SAN DIEGO, Calif. — “Echoes,” a retrospective collection of works by world-renowned artist Jean Kazandjian will be on exhibition and available for acquisition at Meyer Fine Art. The exhibition opens on Saturday, November 9 and extends through Saturday, December 28. Two in-gallery receptions with the artist will take place on Saturday, November 9, from 5 to 8 p.m. and Sunday, November 10, from noon to 4 p.m.
The exhibition will feature 80 pieces of Kazandjian’s works created between 1991 and 2019. Kazandjian’s work can be seen in venerable fine art collections globally, as well as on the walls of the San Diego Intercontinental Hotel.
Kazandjian was born in Beirut, Lebanon, where he lived until his early twenties. He was influenced by a wide array of Mediterranean cultures. Of Armenian heritage, he was also exposed to French and English as a second and third language. His family had fled Turkey in 1915 at the onset of the Armenian genocide; after spending many years in Ethiopia, they settled in Lebanon in 1933. Beirut was a culturally rich and sophisticated city and was often referred to as the “Paris of the Middle East” prior to the civil war, which began in 1975. Jean is the third of five children.

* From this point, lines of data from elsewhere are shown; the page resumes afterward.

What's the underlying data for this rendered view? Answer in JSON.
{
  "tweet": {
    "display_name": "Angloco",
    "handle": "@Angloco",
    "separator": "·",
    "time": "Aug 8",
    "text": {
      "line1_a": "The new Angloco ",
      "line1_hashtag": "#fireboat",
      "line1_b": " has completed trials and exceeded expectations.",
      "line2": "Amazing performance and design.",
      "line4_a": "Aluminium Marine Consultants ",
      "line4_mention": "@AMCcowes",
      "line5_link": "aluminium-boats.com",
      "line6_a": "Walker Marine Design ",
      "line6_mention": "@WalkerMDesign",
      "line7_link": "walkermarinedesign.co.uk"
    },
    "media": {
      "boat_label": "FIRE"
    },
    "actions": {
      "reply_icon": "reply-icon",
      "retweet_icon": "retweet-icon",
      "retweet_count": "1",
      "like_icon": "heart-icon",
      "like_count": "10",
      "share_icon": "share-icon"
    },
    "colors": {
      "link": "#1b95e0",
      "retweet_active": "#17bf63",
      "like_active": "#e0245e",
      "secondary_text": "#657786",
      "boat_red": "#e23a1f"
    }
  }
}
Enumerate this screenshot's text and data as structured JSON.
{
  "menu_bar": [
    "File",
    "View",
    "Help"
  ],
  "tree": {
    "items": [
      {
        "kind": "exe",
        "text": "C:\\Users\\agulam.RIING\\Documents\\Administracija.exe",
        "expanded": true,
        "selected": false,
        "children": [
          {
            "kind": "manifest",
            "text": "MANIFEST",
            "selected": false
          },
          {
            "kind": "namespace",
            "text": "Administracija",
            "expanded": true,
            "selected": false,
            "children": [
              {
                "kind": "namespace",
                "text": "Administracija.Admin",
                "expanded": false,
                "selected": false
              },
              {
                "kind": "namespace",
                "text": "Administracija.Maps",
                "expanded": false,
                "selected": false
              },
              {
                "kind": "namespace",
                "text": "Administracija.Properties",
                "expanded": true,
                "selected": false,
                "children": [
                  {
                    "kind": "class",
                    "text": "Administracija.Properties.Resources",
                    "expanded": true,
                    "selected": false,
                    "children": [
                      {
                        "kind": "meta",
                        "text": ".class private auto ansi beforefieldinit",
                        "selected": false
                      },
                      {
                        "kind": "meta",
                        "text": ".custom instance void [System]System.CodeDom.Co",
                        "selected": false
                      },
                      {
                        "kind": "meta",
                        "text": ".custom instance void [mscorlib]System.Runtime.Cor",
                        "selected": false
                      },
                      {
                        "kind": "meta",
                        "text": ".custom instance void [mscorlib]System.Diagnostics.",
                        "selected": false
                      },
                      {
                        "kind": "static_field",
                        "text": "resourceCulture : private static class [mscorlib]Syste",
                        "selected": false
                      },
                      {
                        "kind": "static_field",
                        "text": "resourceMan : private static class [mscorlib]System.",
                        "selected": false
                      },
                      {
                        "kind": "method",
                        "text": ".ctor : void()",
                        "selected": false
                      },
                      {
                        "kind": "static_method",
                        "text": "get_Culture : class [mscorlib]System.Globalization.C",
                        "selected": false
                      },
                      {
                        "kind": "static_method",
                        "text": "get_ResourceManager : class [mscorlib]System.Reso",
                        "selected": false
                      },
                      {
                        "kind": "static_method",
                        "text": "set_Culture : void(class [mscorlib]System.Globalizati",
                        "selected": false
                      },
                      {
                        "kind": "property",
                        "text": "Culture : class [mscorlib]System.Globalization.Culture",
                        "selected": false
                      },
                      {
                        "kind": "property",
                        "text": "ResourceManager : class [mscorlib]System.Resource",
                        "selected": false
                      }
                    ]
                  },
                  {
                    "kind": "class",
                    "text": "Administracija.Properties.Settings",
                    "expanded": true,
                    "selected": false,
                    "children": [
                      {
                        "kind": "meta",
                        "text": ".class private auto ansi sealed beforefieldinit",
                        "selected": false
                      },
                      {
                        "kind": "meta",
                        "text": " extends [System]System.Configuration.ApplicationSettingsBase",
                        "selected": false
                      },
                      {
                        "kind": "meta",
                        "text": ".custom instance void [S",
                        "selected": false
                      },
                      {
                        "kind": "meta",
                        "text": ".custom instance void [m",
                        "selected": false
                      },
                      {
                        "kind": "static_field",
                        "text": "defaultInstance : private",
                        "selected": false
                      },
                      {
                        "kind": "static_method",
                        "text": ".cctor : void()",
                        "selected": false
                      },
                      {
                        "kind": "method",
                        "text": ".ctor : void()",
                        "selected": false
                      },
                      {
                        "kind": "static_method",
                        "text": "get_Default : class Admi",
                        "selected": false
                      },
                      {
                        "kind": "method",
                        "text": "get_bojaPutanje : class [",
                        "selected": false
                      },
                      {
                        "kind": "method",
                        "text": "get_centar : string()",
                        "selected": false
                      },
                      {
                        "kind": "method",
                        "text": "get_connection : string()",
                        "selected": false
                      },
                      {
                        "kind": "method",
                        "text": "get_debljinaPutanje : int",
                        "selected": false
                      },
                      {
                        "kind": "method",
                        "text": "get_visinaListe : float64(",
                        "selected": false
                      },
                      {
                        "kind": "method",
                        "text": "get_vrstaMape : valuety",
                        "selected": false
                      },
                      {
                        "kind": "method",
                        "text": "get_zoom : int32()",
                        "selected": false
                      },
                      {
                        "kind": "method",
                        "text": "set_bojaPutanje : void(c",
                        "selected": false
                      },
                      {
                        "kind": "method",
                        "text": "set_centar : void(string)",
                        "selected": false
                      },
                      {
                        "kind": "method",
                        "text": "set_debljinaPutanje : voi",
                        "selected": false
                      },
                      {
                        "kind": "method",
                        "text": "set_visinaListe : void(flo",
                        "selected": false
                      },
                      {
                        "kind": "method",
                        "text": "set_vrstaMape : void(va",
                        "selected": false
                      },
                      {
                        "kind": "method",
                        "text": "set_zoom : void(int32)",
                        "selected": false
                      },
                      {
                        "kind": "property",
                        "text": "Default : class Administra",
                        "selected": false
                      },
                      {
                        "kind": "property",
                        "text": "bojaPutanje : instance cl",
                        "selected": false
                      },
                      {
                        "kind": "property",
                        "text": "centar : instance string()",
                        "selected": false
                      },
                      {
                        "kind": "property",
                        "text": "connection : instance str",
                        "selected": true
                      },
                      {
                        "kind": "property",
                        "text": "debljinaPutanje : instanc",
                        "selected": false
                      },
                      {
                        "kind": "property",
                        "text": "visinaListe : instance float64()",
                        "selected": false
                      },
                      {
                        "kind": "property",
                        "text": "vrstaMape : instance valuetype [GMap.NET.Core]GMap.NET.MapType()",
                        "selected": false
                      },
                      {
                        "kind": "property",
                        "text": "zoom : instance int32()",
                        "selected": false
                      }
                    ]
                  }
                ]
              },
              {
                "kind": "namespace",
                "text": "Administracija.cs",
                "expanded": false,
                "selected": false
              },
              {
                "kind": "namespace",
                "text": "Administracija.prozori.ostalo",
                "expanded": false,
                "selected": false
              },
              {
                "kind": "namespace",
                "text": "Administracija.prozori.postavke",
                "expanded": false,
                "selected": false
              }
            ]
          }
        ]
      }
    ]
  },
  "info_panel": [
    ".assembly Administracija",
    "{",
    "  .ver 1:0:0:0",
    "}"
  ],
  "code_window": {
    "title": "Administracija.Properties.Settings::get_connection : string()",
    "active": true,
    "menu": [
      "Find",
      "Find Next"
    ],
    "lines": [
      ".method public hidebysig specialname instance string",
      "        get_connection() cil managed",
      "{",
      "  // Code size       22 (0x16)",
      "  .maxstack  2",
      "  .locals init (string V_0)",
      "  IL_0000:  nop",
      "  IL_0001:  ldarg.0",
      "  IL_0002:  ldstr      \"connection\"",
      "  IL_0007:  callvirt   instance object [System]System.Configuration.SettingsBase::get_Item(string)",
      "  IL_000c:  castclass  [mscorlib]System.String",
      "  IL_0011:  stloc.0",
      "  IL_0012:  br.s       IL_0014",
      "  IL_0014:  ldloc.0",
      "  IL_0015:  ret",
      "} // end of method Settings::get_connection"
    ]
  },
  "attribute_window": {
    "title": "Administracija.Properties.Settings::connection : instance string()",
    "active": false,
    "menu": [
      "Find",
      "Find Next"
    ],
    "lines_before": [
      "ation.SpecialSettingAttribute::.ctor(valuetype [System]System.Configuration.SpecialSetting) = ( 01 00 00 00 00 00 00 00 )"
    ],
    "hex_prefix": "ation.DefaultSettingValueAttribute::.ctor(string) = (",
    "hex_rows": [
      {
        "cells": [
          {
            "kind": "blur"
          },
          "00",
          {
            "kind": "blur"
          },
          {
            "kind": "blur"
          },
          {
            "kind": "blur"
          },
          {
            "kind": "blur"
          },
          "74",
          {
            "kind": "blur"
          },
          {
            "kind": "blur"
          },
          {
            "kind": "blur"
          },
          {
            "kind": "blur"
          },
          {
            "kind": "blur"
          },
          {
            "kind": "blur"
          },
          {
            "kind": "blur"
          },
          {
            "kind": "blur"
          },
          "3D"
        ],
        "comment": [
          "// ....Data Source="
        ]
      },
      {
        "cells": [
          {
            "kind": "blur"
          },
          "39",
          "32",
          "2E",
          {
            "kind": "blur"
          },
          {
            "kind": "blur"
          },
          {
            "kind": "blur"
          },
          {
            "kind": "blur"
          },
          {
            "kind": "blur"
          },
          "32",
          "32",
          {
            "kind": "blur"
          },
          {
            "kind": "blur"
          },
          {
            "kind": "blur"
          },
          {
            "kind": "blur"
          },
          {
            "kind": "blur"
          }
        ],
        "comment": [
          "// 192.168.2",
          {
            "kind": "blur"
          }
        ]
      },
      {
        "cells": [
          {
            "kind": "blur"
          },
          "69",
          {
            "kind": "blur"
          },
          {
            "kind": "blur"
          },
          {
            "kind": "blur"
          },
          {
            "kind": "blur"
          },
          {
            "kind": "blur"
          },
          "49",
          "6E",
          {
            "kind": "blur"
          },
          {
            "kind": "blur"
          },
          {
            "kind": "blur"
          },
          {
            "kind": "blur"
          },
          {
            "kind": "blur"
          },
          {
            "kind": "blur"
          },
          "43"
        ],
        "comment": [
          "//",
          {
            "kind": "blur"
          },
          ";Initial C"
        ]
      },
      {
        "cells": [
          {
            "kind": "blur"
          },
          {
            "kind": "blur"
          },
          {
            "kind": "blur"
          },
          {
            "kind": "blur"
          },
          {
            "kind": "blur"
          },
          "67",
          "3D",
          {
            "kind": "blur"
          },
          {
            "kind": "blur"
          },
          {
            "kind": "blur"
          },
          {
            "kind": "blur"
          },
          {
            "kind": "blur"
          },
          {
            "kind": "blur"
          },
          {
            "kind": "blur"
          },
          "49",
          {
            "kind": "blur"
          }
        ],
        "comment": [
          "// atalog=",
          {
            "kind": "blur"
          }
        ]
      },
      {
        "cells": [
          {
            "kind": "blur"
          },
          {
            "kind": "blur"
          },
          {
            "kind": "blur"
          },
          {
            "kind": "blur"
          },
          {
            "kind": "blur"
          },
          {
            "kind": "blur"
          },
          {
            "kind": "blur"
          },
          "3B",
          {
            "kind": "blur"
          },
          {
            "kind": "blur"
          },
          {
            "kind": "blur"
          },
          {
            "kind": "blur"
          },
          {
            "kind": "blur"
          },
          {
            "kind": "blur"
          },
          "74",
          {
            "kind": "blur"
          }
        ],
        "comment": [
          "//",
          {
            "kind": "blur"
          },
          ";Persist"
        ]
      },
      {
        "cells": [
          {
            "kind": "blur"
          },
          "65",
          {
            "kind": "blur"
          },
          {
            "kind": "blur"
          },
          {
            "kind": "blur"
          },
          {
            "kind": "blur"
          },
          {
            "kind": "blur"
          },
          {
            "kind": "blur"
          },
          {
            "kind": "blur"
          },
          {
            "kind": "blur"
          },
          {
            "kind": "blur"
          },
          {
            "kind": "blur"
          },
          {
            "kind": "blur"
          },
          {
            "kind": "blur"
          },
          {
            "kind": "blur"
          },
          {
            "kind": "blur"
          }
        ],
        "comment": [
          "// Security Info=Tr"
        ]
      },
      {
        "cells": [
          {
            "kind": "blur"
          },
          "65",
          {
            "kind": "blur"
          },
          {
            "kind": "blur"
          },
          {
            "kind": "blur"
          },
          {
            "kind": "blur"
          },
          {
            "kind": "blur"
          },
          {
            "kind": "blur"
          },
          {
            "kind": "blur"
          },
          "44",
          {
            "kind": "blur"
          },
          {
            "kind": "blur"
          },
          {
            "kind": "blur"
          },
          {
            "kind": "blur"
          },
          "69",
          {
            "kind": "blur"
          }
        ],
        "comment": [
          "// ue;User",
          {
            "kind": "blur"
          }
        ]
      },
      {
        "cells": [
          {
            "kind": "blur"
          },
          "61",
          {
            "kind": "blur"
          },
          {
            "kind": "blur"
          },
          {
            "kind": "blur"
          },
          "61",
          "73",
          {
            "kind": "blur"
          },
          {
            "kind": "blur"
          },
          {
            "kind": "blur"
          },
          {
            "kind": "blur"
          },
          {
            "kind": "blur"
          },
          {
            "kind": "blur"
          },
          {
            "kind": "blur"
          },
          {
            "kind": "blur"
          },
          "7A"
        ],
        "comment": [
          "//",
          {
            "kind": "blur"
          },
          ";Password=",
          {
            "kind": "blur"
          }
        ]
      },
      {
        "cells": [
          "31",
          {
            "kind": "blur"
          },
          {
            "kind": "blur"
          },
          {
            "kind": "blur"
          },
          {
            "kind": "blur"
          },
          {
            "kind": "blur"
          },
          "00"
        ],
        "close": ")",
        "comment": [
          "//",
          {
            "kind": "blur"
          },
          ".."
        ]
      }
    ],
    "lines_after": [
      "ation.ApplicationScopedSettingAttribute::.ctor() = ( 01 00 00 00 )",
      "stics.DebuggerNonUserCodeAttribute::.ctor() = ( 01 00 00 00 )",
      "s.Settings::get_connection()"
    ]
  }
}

Kazandjian’s origins and education brought him into contact with three different cultures. His roots are in the Armenian tradition, his high school education introduced him to French culture, while his years spent at university opened him to the influence of the English-speaking world. These various influences have combined to foster in his work the qualities of patience and sensibility, knowledge and wisdom.
After his “freshman arts” year in 1960, Kazandjian was unanimously awarded the first prize for his submission in a special competitive exhibition for tapestry, organized by the Sursock Museum of Beirut in 1962. Spurred on by his desire to become familiar with the techniques and the materials peculiar to the cultural world in which he had grown up, he embarked on studies in design. In 1968, he gained a master’s degree from ENSAD in Paris, a well-known publicly funded school for applied arts. In the aftermath of the political and social turbulence of 1968 Paris, Kazandjian came to a clearer sense of his capacities as an artist. The beginning of his career as a painter can thus be located in the year 1969. Recognition of Kazandjian’s talent in the Paris art world was immediate.
The late 1960s and early 1970s were a period during which he met painters as remarkable and as diverse as Giorgio de Chirico, Salvador Dali, Leonardo Cremonini, Francis Bacon and Alexander Calder. The effect of this exposure to such a diversity of influences and artistic projects was to consolidate his sense of the need to remain faithful to the artistic interrogations proper to him. Kazandjian has exhibited his works in several European countries and also in Canada and the United States.